사이트맵

ARCHIVE

6th(2004)



Koge

Kinoshita Keisuke

  • Japan
  • 1964
  • 202min
  • 35mm
  • black and white

In yet another feature from Kinoshita, Koge is a mother and daughter saga with characters rendered brilliantly by Otowa Nobuko and Okada Mariko spanning over 40 years beginning in the 1920s. Based on a novel by Ariyoshi Sawako, a leading female author in Japan of the period, it is one of the best examples of the Bungei eiga (literature adaptation films), a popular genre in the 50s and 60s, often characterized by big budgets and female stars focusing on women’s issues, so as to compete with television in attracting the female audience.
 Widowed at the age of 20, Ikuyo(Otowa) soon remarries, leaving behind her mother and 5-year-old daughter Tomoko(Okada). An ironic fate brings them together at a Geisha house-the mother now a prostitute, the daughter a geisha trainee. The film depicts Tomoko’s fascination as a young child with her beautiful mother, her aversion to and jealousy of Ikuyo’s unrestricted sexuality, and her final acceptance of the bad mother. Okada expresses Tomoko’s emotional intensity and complexity in an honest and compelling way, while Otowa’s sensual beauty manages to elicit the viewer’s sympathy for this typical “bad” mother. Told in a typical Kinoshita chronicle fashion parallel to the country’s historical fate, the vicissitudes of the women’s lives are punctuated with exquisite landscapes, metaphorically projecting women’s fates. (Saito Ayako)
 

Director

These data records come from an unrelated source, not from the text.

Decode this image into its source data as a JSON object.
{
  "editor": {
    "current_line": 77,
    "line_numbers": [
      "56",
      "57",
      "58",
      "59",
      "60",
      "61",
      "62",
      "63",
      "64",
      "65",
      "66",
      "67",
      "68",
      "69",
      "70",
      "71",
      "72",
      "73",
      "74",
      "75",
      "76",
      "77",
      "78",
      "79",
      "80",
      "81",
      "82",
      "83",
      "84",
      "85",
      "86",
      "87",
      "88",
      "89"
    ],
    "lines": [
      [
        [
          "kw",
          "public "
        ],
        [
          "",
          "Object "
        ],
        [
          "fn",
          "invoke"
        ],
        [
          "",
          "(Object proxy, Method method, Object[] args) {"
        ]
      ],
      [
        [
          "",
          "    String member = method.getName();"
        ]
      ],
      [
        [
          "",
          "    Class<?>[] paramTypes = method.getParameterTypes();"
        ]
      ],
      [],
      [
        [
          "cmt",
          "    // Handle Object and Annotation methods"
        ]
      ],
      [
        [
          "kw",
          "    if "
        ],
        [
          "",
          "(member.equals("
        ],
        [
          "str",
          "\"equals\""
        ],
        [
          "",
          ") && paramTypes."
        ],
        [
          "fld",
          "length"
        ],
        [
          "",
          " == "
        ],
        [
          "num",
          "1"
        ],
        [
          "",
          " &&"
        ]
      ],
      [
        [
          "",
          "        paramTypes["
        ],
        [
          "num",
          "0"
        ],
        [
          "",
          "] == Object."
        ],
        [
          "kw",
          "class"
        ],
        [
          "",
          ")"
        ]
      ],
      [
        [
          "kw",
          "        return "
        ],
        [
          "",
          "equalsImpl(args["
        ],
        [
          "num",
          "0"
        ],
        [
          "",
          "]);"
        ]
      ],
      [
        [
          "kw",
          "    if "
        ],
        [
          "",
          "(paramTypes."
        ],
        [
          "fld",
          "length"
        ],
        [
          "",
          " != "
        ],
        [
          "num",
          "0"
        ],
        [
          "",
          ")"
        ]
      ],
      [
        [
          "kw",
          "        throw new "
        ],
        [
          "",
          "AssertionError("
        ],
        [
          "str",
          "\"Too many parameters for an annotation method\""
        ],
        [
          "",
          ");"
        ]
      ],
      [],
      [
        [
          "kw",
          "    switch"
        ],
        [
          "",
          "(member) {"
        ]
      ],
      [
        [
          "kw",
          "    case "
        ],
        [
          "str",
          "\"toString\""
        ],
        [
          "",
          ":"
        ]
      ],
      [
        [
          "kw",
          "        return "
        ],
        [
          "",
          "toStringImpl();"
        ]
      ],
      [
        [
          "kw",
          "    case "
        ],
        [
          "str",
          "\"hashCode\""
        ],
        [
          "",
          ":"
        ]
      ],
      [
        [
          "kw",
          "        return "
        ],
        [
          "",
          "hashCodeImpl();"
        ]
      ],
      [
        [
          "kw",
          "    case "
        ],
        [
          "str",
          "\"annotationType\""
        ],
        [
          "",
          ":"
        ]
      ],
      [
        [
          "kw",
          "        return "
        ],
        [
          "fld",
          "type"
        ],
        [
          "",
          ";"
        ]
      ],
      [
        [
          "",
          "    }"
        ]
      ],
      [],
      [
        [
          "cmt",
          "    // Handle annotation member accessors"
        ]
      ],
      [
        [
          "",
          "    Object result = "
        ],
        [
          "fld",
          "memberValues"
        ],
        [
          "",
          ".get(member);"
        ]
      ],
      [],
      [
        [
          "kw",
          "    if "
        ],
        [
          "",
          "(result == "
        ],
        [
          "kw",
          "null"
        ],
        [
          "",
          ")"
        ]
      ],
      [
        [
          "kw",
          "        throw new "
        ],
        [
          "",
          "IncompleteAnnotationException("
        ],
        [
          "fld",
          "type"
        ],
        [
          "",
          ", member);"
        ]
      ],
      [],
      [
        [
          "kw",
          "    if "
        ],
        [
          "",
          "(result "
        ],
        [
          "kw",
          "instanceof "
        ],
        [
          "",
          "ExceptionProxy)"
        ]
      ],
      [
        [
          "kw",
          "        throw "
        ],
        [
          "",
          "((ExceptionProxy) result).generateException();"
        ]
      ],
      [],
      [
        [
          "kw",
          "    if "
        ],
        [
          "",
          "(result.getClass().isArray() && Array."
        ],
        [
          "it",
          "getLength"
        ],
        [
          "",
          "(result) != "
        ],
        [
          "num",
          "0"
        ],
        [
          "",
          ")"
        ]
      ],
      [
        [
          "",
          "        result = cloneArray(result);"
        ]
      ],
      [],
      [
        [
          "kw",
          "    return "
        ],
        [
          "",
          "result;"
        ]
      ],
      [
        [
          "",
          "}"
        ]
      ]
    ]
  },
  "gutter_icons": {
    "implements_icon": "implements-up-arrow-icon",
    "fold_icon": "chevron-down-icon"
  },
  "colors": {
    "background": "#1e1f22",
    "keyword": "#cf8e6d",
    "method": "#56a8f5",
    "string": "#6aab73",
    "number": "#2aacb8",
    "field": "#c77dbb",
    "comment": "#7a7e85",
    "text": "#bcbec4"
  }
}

  • Kinoshita KeisukeKinoshita Keisuke

    Born in 1912. Kinoshita Keisuke is considered one of the cinematic masters of the Japanese postwar generation. Though his films found a wide audience in Japan, but they have rarely been seen abroad. Accomplished in a wide range of genres, he made satiric comedies, stirring social dramas and the visually compelling, Kabuki version of The Ballad of Narayama(1958). Though his plots tend toward the traditional and sentimental, he continuously experimented with his film’s visual style. Carmen Comes Home(1951) was Japan’s first film to be released in color. In 1991, he received an award from the Japanese government lauding his contribution to national culture. His selected filmography includes A Japanese Tragedy(1953), Twenty-Four Eyes and She Was Like a Wild hrysanthemum(1955).

Credit

  • ProducerShirai Masao, Kinoshita Keisuke
  • Cast Otowa Nobuko, Okada Mariko, Tanaka Kinuyo
  • Screenwriter Kinoshita Kenji
  • Cinematography Kusuda Hiroyuki
  • Editor Sugihara Yoshi
  • Music Kinoshita Tadashi